On his lone week off during the season, Willis is also trying to help others realize their dream and help underprivileged youth all at the same time.
The former Ole Miss Rebel spent two hours making phone calls and conducting interviews Tuesday to raise awareness as part of Duracell’s “Trust Your Power” program. Willis was brought in by the company during the offseason to share how he learned to “trust the power within” and live his dream of playing football, both at Ole Miss and now with the 49ers, coming out of his tiny hometown of Bruceton, Tenn.
Funds raised from the campaign go towards scholarships for youth camps for disadvantage kids, with Duracell donating $200,000 according to a release distributed by Willis’ spokesman.
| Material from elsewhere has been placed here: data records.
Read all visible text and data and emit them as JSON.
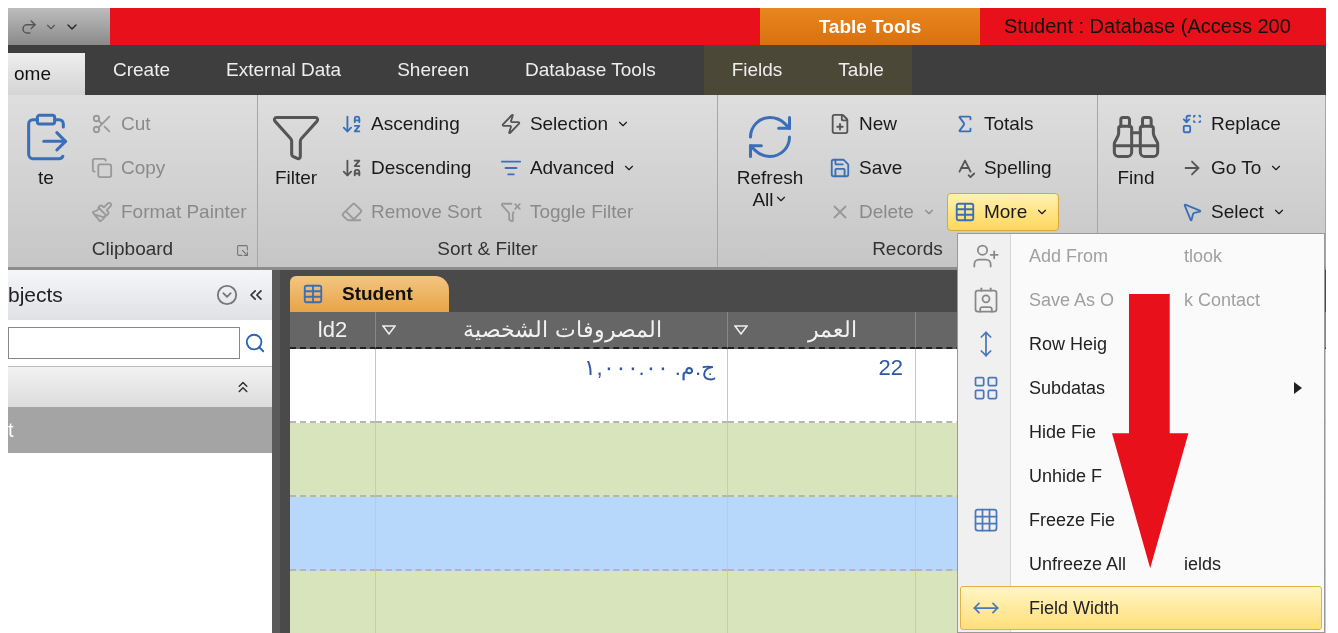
{
  "window": {
    "title": "Student : Database (Access 200",
    "contextual_tab_group": "Table Tools"
  },
  "tabs": [
    {
      "label": "ome",
      "selected": true,
      "contextual": false
    },
    {
      "label": "Create",
      "selected": false,
      "contextual": false
    },
    {
      "label": "External Data",
      "selected": false,
      "contextual": false
    },
    {
      "label": "Shereen",
      "selected": false,
      "contextual": false
    },
    {
      "label": "Database Tools",
      "selected": false,
      "contextual": false
    },
    {
      "label": "Fields",
      "selected": false,
      "contextual": true
    },
    {
      "label": "Table",
      "selected": false,
      "contextual": true
    }
  ],
  "ribbon": [
    {
      "label": "Clipboard",
      "launcher": true,
      "columns": [
        [
          {
            "kind": "large",
            "label": "te",
            "disabled": false,
            "dropdown": false,
            "selected": false
          }
        ],
        [
          {
            "kind": "small",
            "label": "Cut",
            "disabled": true,
            "dropdown": false,
            "selected": false
          },
          {
            "kind": "small",
            "label": "Copy",
            "disabled": true,
            "dropdown": false,
            "selected": false
          },
          {
            "kind": "small",
            "label": "Format Painter",
            "disabled": true,
            "dropdown": false,
            "selected": false
          }
        ]
      ]
    },
    {
      "label": "Sort & Filter",
      "columns": [
        [
          {
            "kind": "large",
            "label": "Filter",
            "disabled": false,
            "dropdown": false,
            "selected": false
          }
        ],
        [
          {
            "kind": "small",
            "label": "Ascending",
            "disabled": false,
            "dropdown": false,
            "selected": false
          },
          {
            "kind": "small",
            "label": "Descending",
            "disabled": false,
            "dropdown": false,
            "selected": false
          },
          {
            "kind": "small",
            "label": "Remove Sort",
            "disabled": true,
            "dropdown": false,
            "selected": false
          }
        ],
        [
          {
            "kind": "small",
            "label": "Selection",
            "disabled": false,
            "dropdown": true,
            "selected": false
          },
          {
            "kind": "small",
            "label": "Advanced",
            "disabled": false,
            "dropdown": true,
            "selected": false
          },
          {
            "kind": "small",
            "label": "Toggle Filter",
            "disabled": true,
            "dropdown": false,
            "selected": false
          }
        ]
      ]
    },
    {
      "label": "Records",
      "columns": [
        [
          {
            "kind": "large",
            "label": "Refresh All",
            "disabled": false,
            "dropdown": true,
            "selected": false
          }
        ],
        [
          {
            "kind": "small",
            "label": "New",
            "disabled": false,
            "dropdown": false,
            "selected": false
          },
          {
            "kind": "small",
            "label": "Save",
            "disabled": false,
            "dropdown": false,
            "selected": false
          },
          {
            "kind": "small",
            "label": "Delete",
            "disabled": true,
            "dropdown": true,
            "selected": false
          }
        ],
        [
          {
            "kind": "small",
            "label": "Totals",
            "disabled": false,
            "dropdown": false,
            "selected": false
          },
          {
            "kind": "small",
            "label": "Spelling",
            "disabled": false,
            "dropdown": false,
            "selected": false
          },
          {
            "kind": "small",
            "label": "More",
            "disabled": false,
            "dropdown": true,
            "selected": true
          }
        ]
      ]
    },
    {
      "columns": [
        [
          {
            "kind": "large",
            "label": "Find",
            "disabled": false,
            "dropdown": false,
            "selected": false
          }
        ],
        [
          {
            "kind": "small",
            "label": "Replace",
            "disabled": false,
            "dropdown": false,
            "selected": false
          },
          {
            "kind": "small",
            "label": "Go To",
            "disabled": false,
            "dropdown": true,
            "selected": false
          },
          {
            "kind": "small",
            "label": "Select",
            "disabled": false,
            "dropdown": true,
            "selected": false
          }
        ]
      ]
    }
  ],
  "navigation_pane": {
    "title": "bjects",
    "items": [
      {
        "label": "t",
        "selected": true
      }
    ]
  },
  "document_tab": {
    "label": "Student"
  },
  "table": {
    "columns": [
      "ld2",
      "المصروفات الشخصية",
      "العمر",
      ""
    ],
    "rows": [
      {
        "selected": false,
        "cells": [
          "",
          "ج.م. ١,٠٠٠.٠٠",
          "22",
          ""
        ]
      },
      {
        "selected": false,
        "cells": []
      },
      {
        "selected": true,
        "cells": []
      },
      {
        "selected": false,
        "cells": []
      }
    ]
  },
  "menu": [
    {
      "label": "Add From",
      "tail": "tlook",
      "disabled": true,
      "submenu": false,
      "selected": false
    },
    {
      "label": "Save As O",
      "tail": "k Contact",
      "disabled": true,
      "submenu": false,
      "selected": false
    },
    {
      "label": "Row Heig",
      "disabled": false,
      "submenu": false,
      "selected": false
    },
    {
      "label": "Subdatas",
      "disabled": false,
      "submenu": true,
      "selected": false
    },
    {
      "label": "Hide Fie",
      "disabled": false,
      "submenu": false,
      "selected": false
    },
    {
      "label": "Unhide F",
      "disabled": false,
      "submenu": false,
      "selected": false
    },
    {
      "label": "Freeze Fie",
      "disabled": false,
      "submenu": false,
      "selected": false
    },
    {
      "label": "Unfreeze All",
      "tail": "ields",
      "disabled": false,
      "submenu": false,
      "selected": false
    },
    {
      "label": "Field Width",
      "disabled": false,
      "submenu": false,
      "selected": true
    }
  ]
}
In the attempt to garner support for his charity work, Willis planned to conduct 120 interviews in 120 minutes Tuesday. One of those calls came to me at 5:09 p.m. Willis’ spokesman was on the line initially, but soon the NFL’s best linebacker was talking, ready to fulfill a small portion of his mission.
Willis said he was doing well and loving his time playing for the 49ers and second-year coach Jim Harbaugh, who he said acts just like he does in the locker room behind close doors as he does on TV.
For those that don’t follow the NFL, Willis’ 49ers are now 6-2 after defeating the Arizona Cardinals 24-3 on Monday Night Football. Last year the 49ers and Willis won the NFC West title, the organization’s first since 2002, and he made his first playoff appearance since being drafted by the team in 2007.
A mainstay on D
Willis has been the 49ers’ mainstay on defense during the lean years and now with Harbaugh leading the way, Willis’ talents are being utilized even more than before, both on the field and in advertising or public relation campaigns.
One of the things Willis wanted to get accomplished during his various phone interviews was to get caught up on the Rebels. Willis didn’t get to see the win over Arkansas, but he knew about it and added he thought first-year head coach Hugh Freeze was doing a great job.
“He was there first when I was there. He’s going to do great things. He needs a little more time to get in some players, but I think he’s done a great job so far,” said Willis, who was planning to watch Saturday’s game with No. 6 Georgia.
Praising Freeze was important, but Willis really wanted to make sure that all the Ole Miss fans here locally knew how much he appreciated them, both now and in the past.
“Tell them all again I thank them for all the support and that I loved my time in Oxford and Ole Miss,” Willis said.
With that, Willis was saying goodbye and off to the next person on his list. Two minutes was too quick to really get a great feel of how Willis, also known as “P-Willie,” is really doing, but his voice sounded the same, warm and respectful, and his tone was very upbeat like he was sincere about everything he was talking about.
As big as Eli Manning is a representative for the Rebels in the NFL, so is Willis, who continues to impress through programs and events like Tuesday. (October 31, 2012, Page 7)